“Towards a Ritual Turn in Comparative Theology: Opportunities, Challenges, and Problems.” By Marianne Moyaert. Opportunities, Challenges, and Problems. Harvard Theological Review, 111(1), 1-23. doi:10.1017/S0017816017000360.
Articles on Comparative Theology Compared with other Theological Approaches
“Theology Today: Comparative Theology as a Catholic Theological Approach.” By Marianne Moyaert. Theological Studies Volume: 76 issue: 1, 2015, page(s): 43-64. https://doi.org/10.1177/0040563914565298
“Interfaith Dialogue and Comparative Theology: A Theoretical Approach to a Practical Dilemma.” By Michael Atkinson. The Journal of Social Encounters: Vol. 3: Iss. 1, 47-5 (2019).
“Toward a Comparative Theology of Liberation: Exploring the Relevance of Comparative Theology for doing Indian Liberation Theology.” By Joshua Samuel.. Interreligious Studies and Intercultural Theology, 1(1),2017, 47–67. https://doi.org/10.1558/isit.31058.
On 25 February 2021, interfaith pioneer Dr Judith Banki led over 110 students, academics, and colleagues across Europe and America in a talk covering her key role in what became the Vatican II document, Nostra Aetate in 1965. The talk was supported by the Irish Council of Christians and Jews in partnership with Dublin City University’s Centre for Interreligious Dialogue.
This talk was also part of the School of Theology, Philosophy and Music’s Theology, Religious Studies, and Philosophy Research Seminars. Dr Peter Admirand, the Christian Co-Chair of the Irish Council of Christians and Jews and the Director of DCU’s Centre for Interreligious Dialogue, organized and hosted the ZOOM talk.

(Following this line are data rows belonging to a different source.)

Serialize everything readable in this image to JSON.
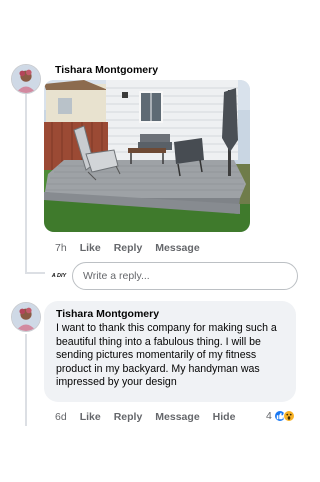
{
  "comment1": {
    "author": "Tishara Montgomery",
    "time": "7h",
    "like_label": "Like",
    "reply_label": "Reply",
    "message_label": "Message"
  },
  "reply": {
    "avatar_text": "A DIY",
    "placeholder": "Write a reply..."
  },
  "comment2": {
    "author": "Tishara Montgomery",
    "text": "I want to thank this company for making such a beautiful thing into a fabulous thing. I will be sending pictures momentarily of my fitness product in my backyard. My handyman was impressed by your design",
    "time": "6d",
    "like_label": "Like",
    "reply_label": "Reply",
    "message_label": "Message",
    "hide_label": "Hide",
    "reaction_count": "4",
    "reaction_icons": [
      "like-icon",
      "wow-icon"
    ]
  },
  "colors": {
    "bubble": "#f0f2f5",
    "secondary_text": "#65676b",
    "like_blue": "#1877f2",
    "wow_yellow": "#f7b125"
  }
}
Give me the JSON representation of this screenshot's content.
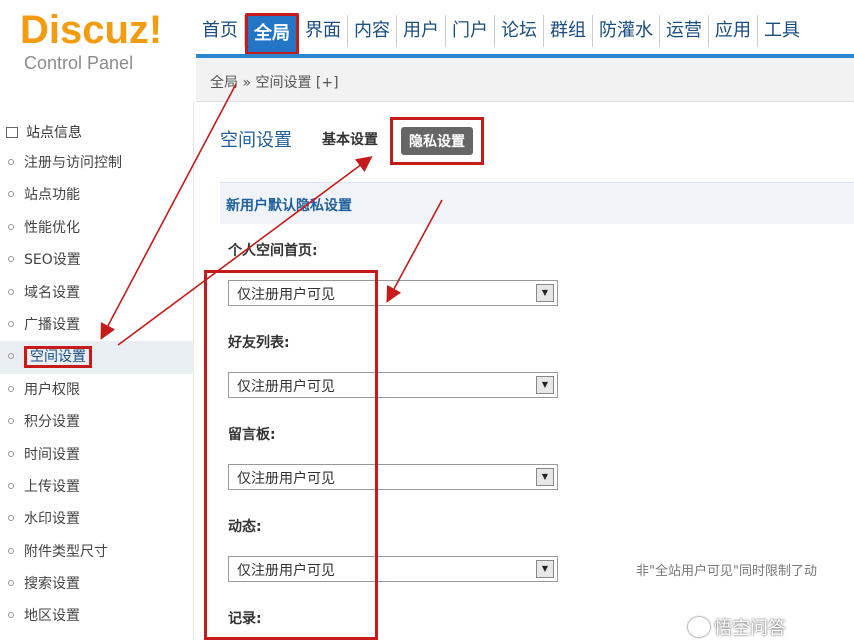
{
  "logo": {
    "main": "Discuz!",
    "sub": "Control Panel"
  },
  "topnav": [
    "首页",
    "全局",
    "界面",
    "内容",
    "用户",
    "门户",
    "论坛",
    "群组",
    "防灌水",
    "运营",
    "应用",
    "工具"
  ],
  "breadcrumb": "全局 » 空间设置  [+]",
  "sidebar": {
    "head": "站点信息",
    "items": [
      "注册与访问控制",
      "站点功能",
      "性能优化",
      "SEO设置",
      "域名设置",
      "广播设置",
      "空间设置",
      "用户权限",
      "积分设置",
      "时间设置",
      "上传设置",
      "水印设置",
      "附件类型尺寸",
      "搜索设置",
      "地区设置"
    ]
  },
  "main": {
    "title": "空间设置",
    "tab_basic": "基本设置",
    "tab_privacy": "隐私设置",
    "section_title": "新用户默认隐私设置",
    "fields": [
      {
        "label": "个人空间首页:",
        "value": "仅注册用户可见"
      },
      {
        "label": "好友列表:",
        "value": "仅注册用户可见"
      },
      {
        "label": "留言板:",
        "value": "仅注册用户可见"
      },
      {
        "label": "动态:",
        "value": "仅注册用户可见"
      },
      {
        "label": "记录:",
        "value": ""
      }
    ],
    "hint": "非\"全站用户可见\"同时限制了动"
  },
  "watermark": "悟空问答",
  "colors": {
    "accent": "#2376c6",
    "annotation": "#c71a1a",
    "logo": "#f39c12"
  }
}
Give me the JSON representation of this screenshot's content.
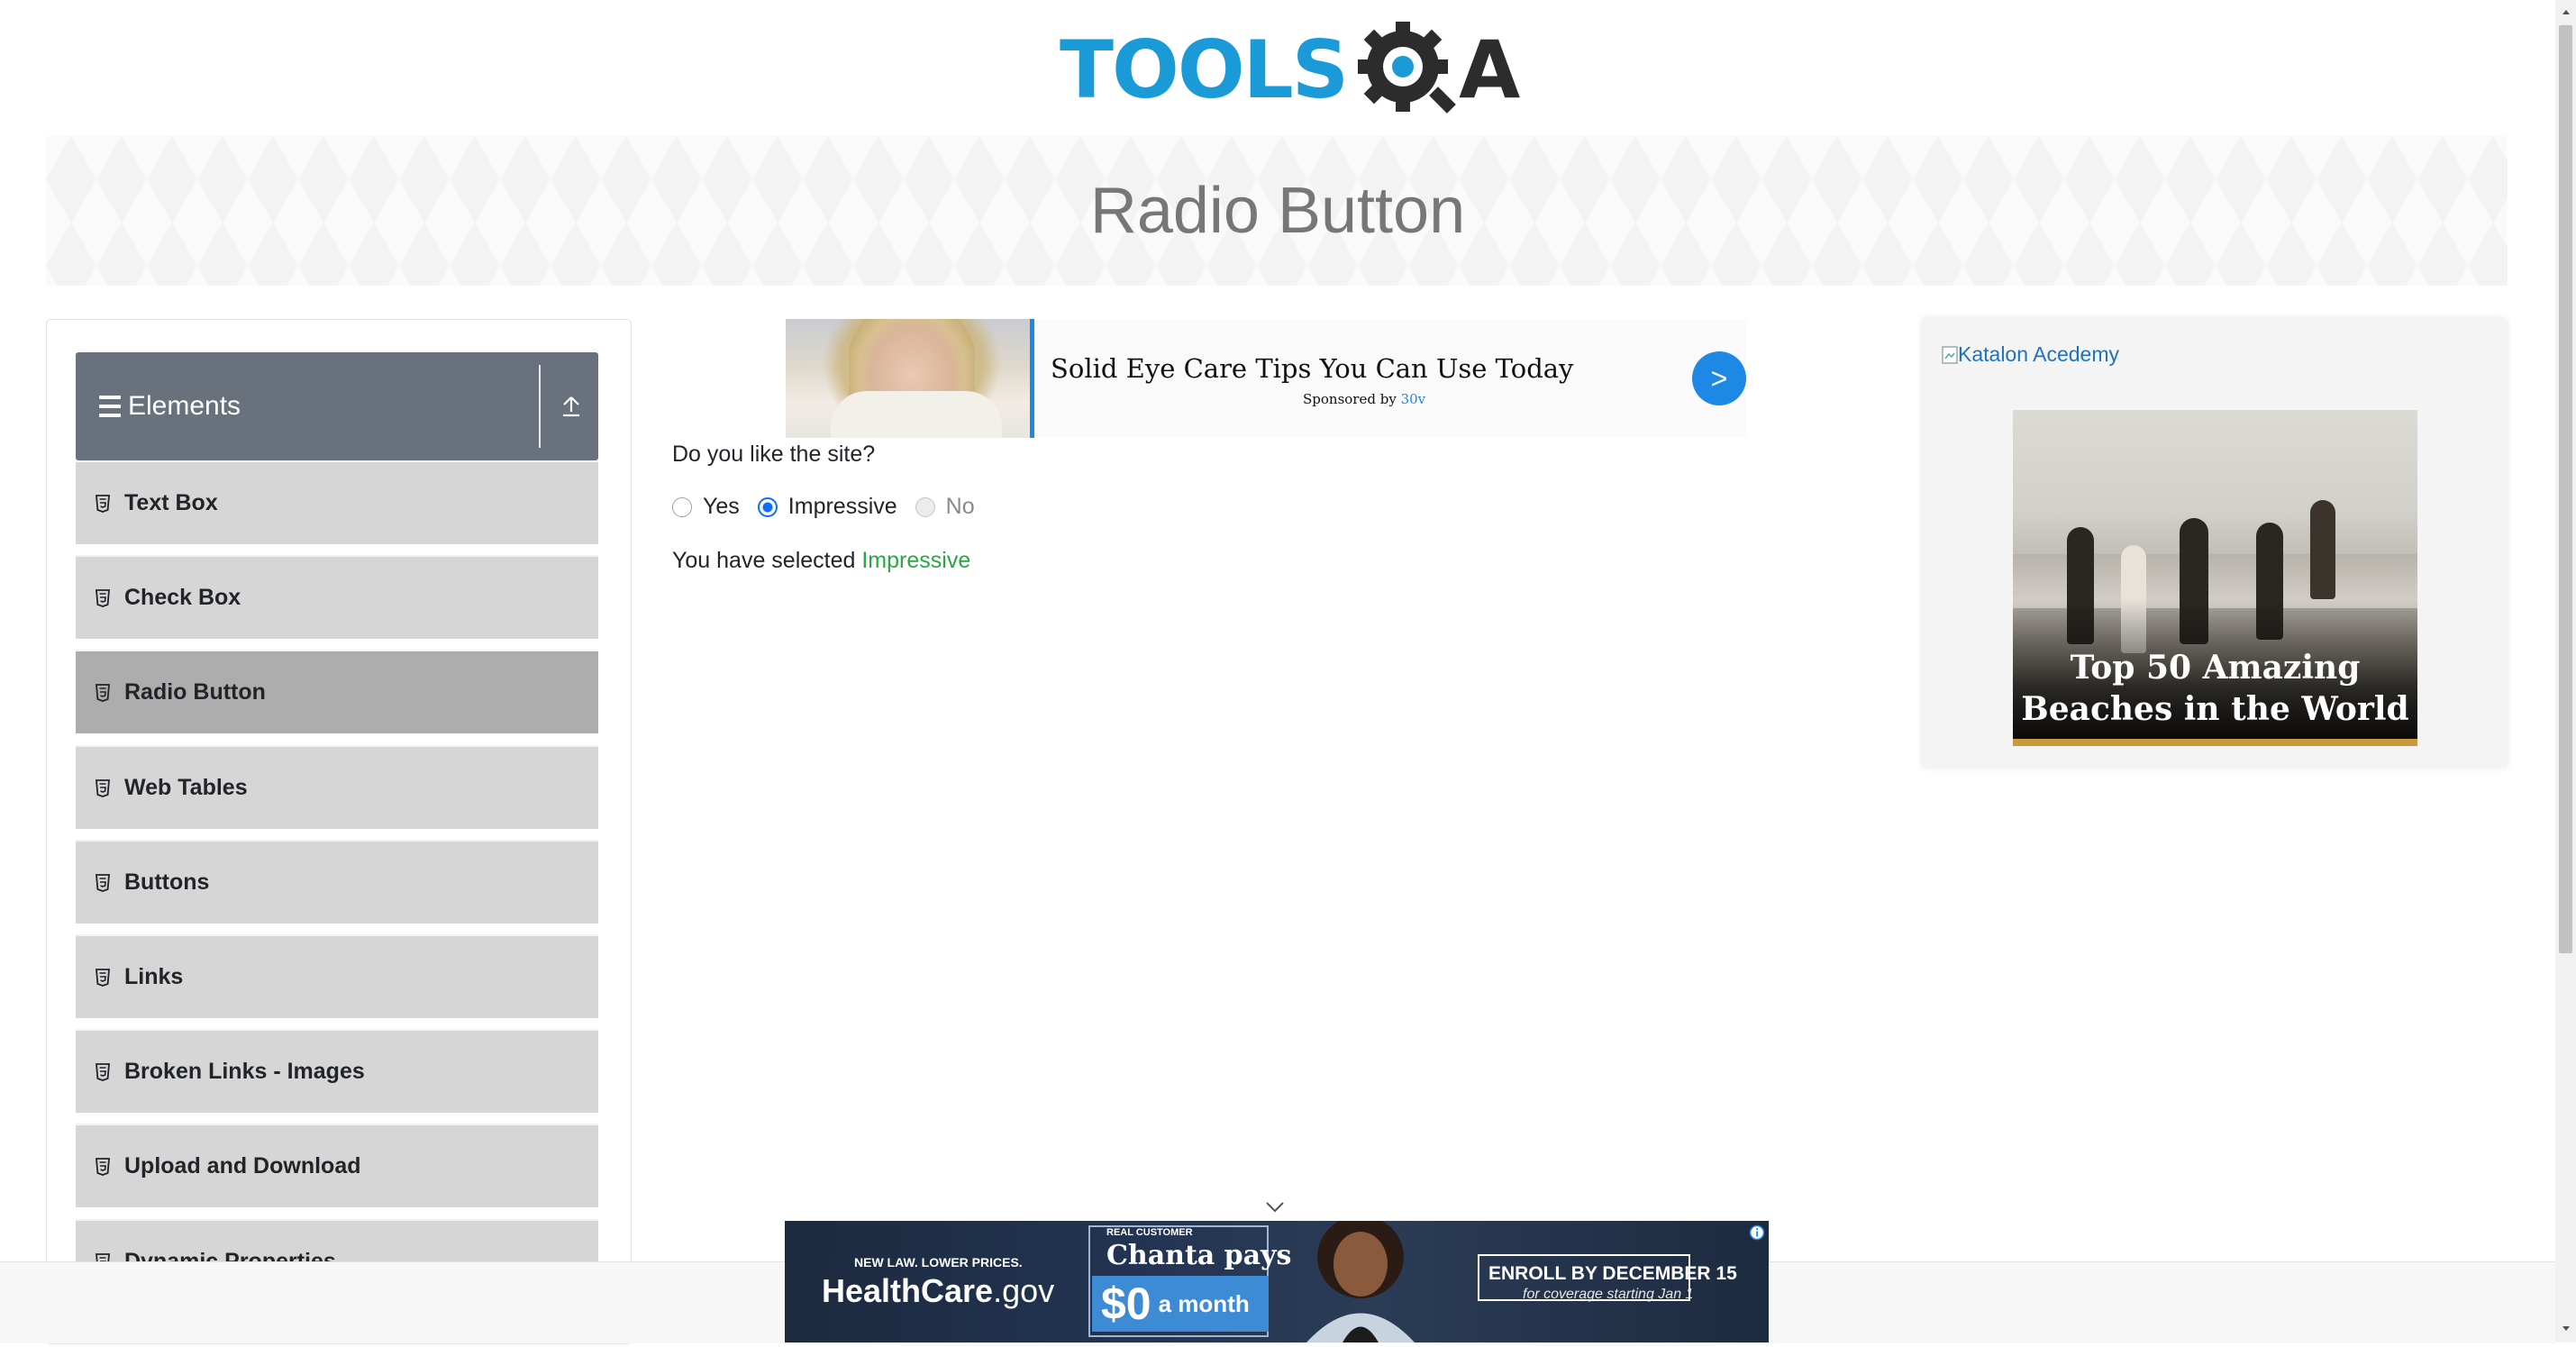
{
  "header": {
    "logo_tools": "TOOLS",
    "logo_qa": "A"
  },
  "page": {
    "title": "Radio Button"
  },
  "sidebar": {
    "group_title": "Elements",
    "items": [
      {
        "label": "Text Box",
        "active": false
      },
      {
        "label": "Check Box",
        "active": false
      },
      {
        "label": "Radio Button",
        "active": true
      },
      {
        "label": "Web Tables",
        "active": false
      },
      {
        "label": "Buttons",
        "active": false
      },
      {
        "label": "Links",
        "active": false
      },
      {
        "label": "Broken Links - Images",
        "active": false
      },
      {
        "label": "Upload and Download",
        "active": false
      },
      {
        "label": "Dynamic Properties",
        "active": false
      }
    ]
  },
  "ad_top": {
    "title": "Solid Eye Care Tips You Can Use Today",
    "sponsor_prefix": "Sponsored by",
    "sponsor_name": "30v",
    "cta": ">"
  },
  "form": {
    "question": "Do you like the site?",
    "options": [
      {
        "label": "Yes",
        "checked": false,
        "disabled": false
      },
      {
        "label": "Impressive",
        "checked": true,
        "disabled": false
      },
      {
        "label": "No",
        "checked": false,
        "disabled": true
      }
    ],
    "result_prefix": "You have selected",
    "result_value": "Impressive"
  },
  "ad_right": {
    "image_alt": "Katalon Acedemy",
    "caption": "Top 50 Amazing Beaches in the World"
  },
  "ad_bottom": {
    "tagline": "NEW LAW. LOWER PRICES.",
    "brand_main": "HealthCare",
    "brand_suffix": ".gov",
    "customer_tag": "REAL CUSTOMER",
    "customer_name": "Chanta pays",
    "price": "$0",
    "price_unit": "a month",
    "enroll": "ENROLL BY DECEMBER 15",
    "enroll_sub": "for coverage starting Jan 1"
  },
  "colors": {
    "brand_blue": "#1a9bd7",
    "sidebar_header": "#68717c",
    "active_item": "#adadad",
    "item_bg": "#d6d6d6",
    "selected_text": "#28a745",
    "radio_blue": "#0d6efd"
  }
}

In the Q & A that followed Dr Banki’s main talk, she also touched upon her ongoing engagement in interfaith dialogue and encounters, showing an envious amount of memory-recall and knowledge of the leading figures in the field both before Nostra Aetate and the subsequent 60 years since. Not surprisingly, comments from students, the academic community, and members of the International Council of Christians and Jews stressed how much of an honor and privilege it was to hear her. Ray, a 3rd year student studying to be a post-primary teacher wrote: “The lecture was fascinating, especially when you think that she was a top table player through such a historical event. Her humility and willingness for progress stood out to me - this is an innate trait that one cannot be taught but is something everybody worldwide could work on.”
Likewise, Kaz, an Erasmus Student from Lithuania studying this term in Ireland, remarked: “Judith not only worked towards building a bridge which would allow for a conversation between groups of different religious backgrounds…but also broke the mold, which was incredibly brave of her. Judith put herself in a situation where she was making a change…As Judith said, she was told ‘A woman can’t do this job’, but she came out as a very strong woman who is to this day passing on her stories which help us all be more tolerant and open minded today.”
Numerous comments in the ZOOM chat also praised her for giving an “inspiring” lecture, many from those who are also pioneers and leaders in the field. Dermot Lane commented: “A wonderful lecture. The enduring power of a faithful witness. Thank you,” while Sister Celia Deutch wrote: “Thanks so very much, Judy. You are an inspiration to so many of us!”
The recording can be accessed here.
As part of the module, TP508: The Holocaust and Modern Culture, Eva Paddock, who is a Kindertransport survivor, delivered a talk on 30 March 2021. The Kindertransport (Children’s Transport) was a humanitarian rescue programme which ran between November 1938 and May 1940 and brought approximately 10,000 refugee Jewish children to Great Britain from Germany and German-annexed territories. Many of these children would otherwise have been murdered in the Shoah.